- PROBLEM TO SOLVE
Could the data below be copied out in full, word for word?

[Dataset rows for apps and sites]
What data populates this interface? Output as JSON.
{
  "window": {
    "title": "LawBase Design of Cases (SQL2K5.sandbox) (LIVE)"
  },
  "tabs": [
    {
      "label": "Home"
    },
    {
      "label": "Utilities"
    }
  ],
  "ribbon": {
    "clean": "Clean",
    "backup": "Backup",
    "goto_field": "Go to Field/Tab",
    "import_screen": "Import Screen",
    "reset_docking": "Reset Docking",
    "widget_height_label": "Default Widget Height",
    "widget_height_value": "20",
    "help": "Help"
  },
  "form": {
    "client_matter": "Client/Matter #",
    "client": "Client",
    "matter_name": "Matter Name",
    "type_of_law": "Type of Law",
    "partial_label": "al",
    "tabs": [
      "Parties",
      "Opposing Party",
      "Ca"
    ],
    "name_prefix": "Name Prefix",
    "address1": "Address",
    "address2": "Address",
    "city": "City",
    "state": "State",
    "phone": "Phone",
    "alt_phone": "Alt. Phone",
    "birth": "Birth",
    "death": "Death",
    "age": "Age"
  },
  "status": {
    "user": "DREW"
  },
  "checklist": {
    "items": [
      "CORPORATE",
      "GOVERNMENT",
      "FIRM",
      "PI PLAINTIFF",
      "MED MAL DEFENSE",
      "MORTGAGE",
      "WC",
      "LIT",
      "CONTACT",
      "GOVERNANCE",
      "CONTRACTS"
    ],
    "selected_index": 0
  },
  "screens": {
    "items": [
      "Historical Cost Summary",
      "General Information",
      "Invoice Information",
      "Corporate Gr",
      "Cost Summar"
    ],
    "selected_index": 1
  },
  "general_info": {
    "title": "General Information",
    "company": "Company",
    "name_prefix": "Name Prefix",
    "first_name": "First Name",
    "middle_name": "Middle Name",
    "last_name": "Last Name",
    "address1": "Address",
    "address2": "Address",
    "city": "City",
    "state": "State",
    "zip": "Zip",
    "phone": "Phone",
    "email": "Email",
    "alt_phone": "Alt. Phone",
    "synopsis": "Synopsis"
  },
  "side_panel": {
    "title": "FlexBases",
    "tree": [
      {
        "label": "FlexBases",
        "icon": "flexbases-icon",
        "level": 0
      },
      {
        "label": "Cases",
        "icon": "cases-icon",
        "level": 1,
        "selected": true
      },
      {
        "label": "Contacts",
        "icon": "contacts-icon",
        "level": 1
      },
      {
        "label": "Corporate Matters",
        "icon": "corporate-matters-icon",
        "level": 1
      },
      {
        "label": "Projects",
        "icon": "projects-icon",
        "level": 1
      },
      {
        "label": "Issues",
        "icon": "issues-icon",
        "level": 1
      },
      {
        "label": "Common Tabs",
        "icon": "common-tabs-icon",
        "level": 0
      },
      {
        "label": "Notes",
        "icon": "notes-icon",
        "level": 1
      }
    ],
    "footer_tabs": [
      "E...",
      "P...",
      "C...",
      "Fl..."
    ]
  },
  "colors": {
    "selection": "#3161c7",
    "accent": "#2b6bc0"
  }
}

- WRITTEN RESPONSE
What data populates this interface? Output as JSON.
{
  "window": {
    "title": "LawBase Design of Cases (SQL2K5.sandbox) (LIVE)"
  },
  "tabs": [
    {
      "label": "Home"
    },
    {
      "label": "Utilities"
    }
  ],
  "ribbon": {
    "clean": "Clean",
    "backup": "Backup",
    "goto_field": "Go to Field/Tab",
    "import_screen": "Import Screen",
    "reset_docking": "Reset Docking",
    "widget_height_label": "Default Widget Height",
    "widget_height_value": "20",
    "help": "Help"
  },
  "form": {
    "client_matter": "Client/Matter #",
    "client": "Client",
    "matter_name": "Matter Name",
    "type_of_law": "Type of Law",
    "partial_label": "al",
    "tabs": [
      "Parties",
      "Opposing Party",
      "Ca"
    ],
    "name_prefix": "Name Prefix",
    "address1": "Address",
    "address2": "Address",
    "city": "City",
    "state": "State",
    "phone": "Phone",
    "alt_phone": "Alt. Phone",
    "birth": "Birth",
    "death": "Death",
    "age": "Age"
  },
  "status": {
    "user": "DREW"
  },
  "checklist": {
    "items": [
      "CORPORATE",
      "GOVERNMENT",
      "FIRM",
      "PI PLAINTIFF",
      "MED MAL DEFENSE",
      "MORTGAGE",
      "WC",
      "LIT",
      "CONTACT",
      "GOVERNANCE",
      "CONTRACTS"
    ],
    "selected_index": 0
  },
  "screens": {
    "items": [
      "Historical Cost Summary",
      "General Information",
      "Invoice Information",
      "Corporate Gr",
      "Cost Summar"
    ],
    "selected_index": 1
  },
  "general_info": {
    "title": "General Information",
    "company": "Company",
    "name_prefix": "Name Prefix",
    "first_name": "First Name",
    "middle_name": "Middle Name",
    "last_name": "Last Name",
    "address1": "Address",
    "address2": "Address",
    "city": "City",
    "state": "State",
    "zip": "Zip",
    "phone": "Phone",
    "email": "Email",
    "alt_phone": "Alt. Phone",
    "synopsis": "Synopsis"
  },
  "side_panel": {
    "title": "FlexBases",
    "tree": [
      {
        "label": "FlexBases",
        "icon": "flexbases-icon",
        "level": 0
      },
      {
        "label": "Cases",
        "icon": "cases-icon",
        "level": 1,
        "selected": true
      },
      {
        "label": "Contacts",
        "icon": "contacts-icon",
        "level": 1
      },
      {
        "label": "Corporate Matters",
        "icon": "corporate-matters-icon",
        "level": 1
      },
      {
        "label": "Projects",
        "icon": "projects-icon",
        "level": 1
      },
      {
        "label": "Issues",
        "icon": "issues-icon",
        "level": 1
      },
      {
        "label": "Common Tabs",
        "icon": "common-tabs-icon",
        "level": 0
      },
      {
        "label": "Notes",
        "icon": "notes-icon",
        "level": 1
      }
    ],
    "footer_tabs": [
      "E...",
      "P...",
      "C...",
      "Fl..."
    ]
  },
  "colors": {
    "selection": "#3161c7",
    "accent": "#2b6bc0"
  }
}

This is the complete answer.